PROBLEM: Look through the lines below and extract each one that contains "main".

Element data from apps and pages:

━━━━━━━━━━

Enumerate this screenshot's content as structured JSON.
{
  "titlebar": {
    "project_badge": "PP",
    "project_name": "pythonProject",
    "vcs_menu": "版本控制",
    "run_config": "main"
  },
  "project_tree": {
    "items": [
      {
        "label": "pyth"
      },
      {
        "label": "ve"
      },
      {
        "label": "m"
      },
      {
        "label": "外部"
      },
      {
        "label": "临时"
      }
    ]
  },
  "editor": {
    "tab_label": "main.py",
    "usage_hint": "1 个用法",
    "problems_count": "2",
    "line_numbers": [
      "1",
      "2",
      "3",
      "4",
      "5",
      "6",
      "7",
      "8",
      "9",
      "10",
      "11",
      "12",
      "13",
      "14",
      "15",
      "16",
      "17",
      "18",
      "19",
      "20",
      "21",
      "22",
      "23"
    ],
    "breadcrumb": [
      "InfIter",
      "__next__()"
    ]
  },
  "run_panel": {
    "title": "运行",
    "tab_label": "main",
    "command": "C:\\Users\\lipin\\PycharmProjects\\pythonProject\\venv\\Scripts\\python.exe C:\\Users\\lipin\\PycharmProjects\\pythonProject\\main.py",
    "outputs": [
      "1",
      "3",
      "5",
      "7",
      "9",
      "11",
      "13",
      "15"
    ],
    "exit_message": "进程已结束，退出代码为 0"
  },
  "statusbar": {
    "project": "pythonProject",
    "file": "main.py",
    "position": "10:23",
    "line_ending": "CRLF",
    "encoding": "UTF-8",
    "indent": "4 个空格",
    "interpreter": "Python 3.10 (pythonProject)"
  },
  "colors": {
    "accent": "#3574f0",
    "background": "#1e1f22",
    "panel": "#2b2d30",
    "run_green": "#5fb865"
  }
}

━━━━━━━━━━

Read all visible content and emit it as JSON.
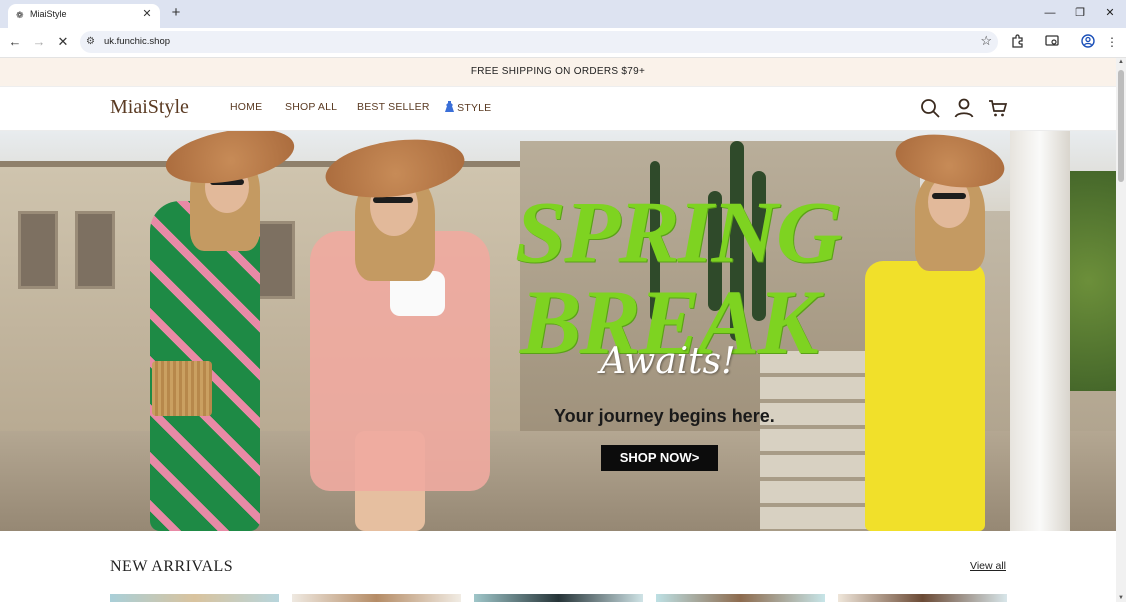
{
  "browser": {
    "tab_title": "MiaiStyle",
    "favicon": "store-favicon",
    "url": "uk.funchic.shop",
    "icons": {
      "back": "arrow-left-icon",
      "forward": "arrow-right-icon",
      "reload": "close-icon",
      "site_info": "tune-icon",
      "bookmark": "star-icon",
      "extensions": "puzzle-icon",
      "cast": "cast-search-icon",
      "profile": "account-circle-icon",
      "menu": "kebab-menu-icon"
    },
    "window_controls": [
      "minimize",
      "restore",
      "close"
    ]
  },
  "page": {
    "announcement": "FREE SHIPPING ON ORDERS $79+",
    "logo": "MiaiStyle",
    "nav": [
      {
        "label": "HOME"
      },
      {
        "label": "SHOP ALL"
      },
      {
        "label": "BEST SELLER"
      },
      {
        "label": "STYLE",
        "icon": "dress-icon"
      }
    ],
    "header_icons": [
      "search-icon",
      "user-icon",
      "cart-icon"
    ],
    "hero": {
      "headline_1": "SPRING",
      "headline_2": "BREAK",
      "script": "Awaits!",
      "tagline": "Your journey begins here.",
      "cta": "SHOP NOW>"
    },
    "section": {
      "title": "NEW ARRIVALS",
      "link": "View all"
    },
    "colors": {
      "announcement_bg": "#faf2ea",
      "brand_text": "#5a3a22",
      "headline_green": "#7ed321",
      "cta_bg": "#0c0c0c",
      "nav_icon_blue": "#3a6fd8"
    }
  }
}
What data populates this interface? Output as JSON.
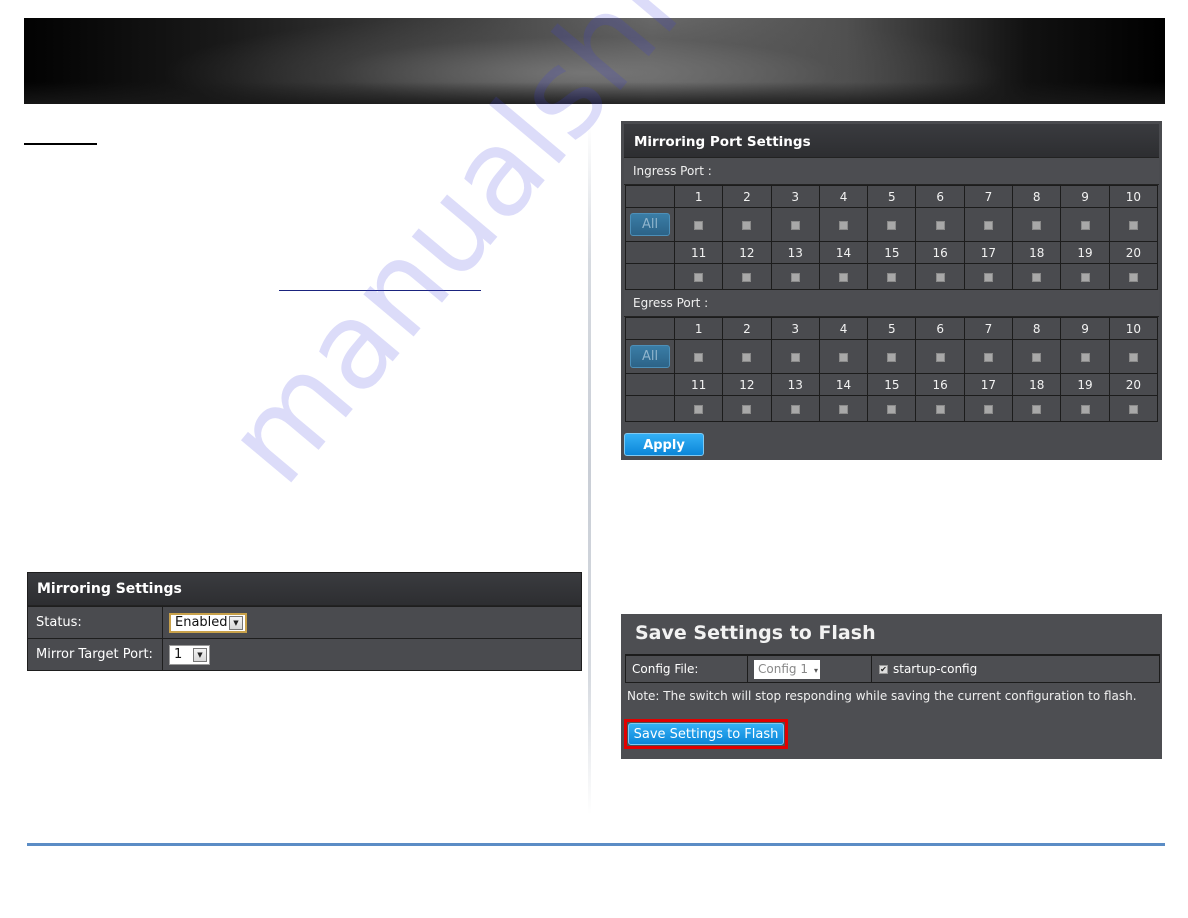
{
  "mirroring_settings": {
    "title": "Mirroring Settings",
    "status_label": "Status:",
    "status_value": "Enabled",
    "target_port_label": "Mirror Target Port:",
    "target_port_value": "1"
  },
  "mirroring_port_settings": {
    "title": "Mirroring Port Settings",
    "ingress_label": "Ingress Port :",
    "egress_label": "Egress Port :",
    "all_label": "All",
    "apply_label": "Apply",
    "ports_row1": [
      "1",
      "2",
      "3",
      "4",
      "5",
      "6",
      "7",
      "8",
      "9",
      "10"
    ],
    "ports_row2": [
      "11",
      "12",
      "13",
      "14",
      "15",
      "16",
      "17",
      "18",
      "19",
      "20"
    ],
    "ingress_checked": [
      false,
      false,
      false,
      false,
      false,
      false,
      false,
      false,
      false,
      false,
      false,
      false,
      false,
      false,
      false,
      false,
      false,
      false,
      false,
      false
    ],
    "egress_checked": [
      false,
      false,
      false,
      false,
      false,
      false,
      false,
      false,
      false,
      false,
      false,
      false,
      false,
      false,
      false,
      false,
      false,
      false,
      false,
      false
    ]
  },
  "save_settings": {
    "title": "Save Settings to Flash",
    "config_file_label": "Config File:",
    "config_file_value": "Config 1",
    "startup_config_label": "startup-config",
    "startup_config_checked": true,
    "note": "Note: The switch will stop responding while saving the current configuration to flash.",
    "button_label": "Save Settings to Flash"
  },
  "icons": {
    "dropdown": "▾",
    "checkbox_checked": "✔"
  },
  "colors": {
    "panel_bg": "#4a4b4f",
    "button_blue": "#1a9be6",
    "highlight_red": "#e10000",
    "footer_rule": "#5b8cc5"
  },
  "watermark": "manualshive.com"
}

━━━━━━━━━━

ANSWER TO THE EXERCISE:
    "run_config": "main"
    "tab_label": "main.py",
    "tab_label": "main",
    "command": "C:\\Users\\lipin\\PycharmProjects\\pythonProject\\venv\\Scripts\\python.exe C:\\Users\\lipin\\PycharmProjects\\pythonProject\\main.py",
    "file": "main.py",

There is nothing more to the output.